==== RECORD EXTRACTS ====

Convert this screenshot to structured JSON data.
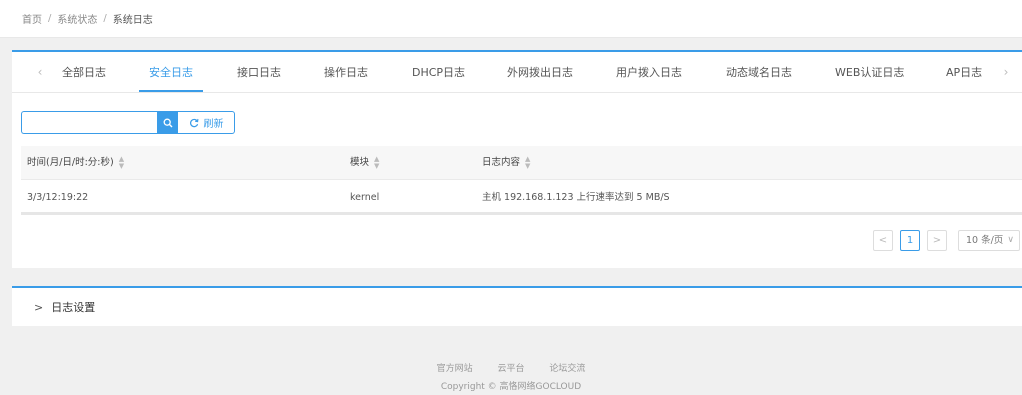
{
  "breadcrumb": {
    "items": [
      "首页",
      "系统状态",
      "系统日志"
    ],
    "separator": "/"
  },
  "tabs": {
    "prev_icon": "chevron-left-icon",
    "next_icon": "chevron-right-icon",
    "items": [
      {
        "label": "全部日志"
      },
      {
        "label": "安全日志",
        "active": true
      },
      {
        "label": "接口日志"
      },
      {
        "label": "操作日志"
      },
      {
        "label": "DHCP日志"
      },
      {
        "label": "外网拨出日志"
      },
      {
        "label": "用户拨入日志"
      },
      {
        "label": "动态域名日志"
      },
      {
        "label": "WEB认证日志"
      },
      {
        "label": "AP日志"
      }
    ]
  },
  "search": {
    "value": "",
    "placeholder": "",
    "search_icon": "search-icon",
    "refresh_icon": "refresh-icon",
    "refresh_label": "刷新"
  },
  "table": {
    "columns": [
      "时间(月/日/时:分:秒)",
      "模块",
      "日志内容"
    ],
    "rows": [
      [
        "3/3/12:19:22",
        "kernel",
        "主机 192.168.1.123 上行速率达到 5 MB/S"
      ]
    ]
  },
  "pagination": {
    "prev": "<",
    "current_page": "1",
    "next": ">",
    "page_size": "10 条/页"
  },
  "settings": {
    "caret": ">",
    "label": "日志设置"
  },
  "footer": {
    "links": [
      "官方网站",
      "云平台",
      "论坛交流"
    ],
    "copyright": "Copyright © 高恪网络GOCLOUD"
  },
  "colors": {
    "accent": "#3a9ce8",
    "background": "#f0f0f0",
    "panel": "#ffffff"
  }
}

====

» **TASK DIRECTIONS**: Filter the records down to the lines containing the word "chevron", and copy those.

» **EXERCISE RESULT**:
    "prev_icon": "chevron-left-icon",
    "next_icon": "chevron-right-icon",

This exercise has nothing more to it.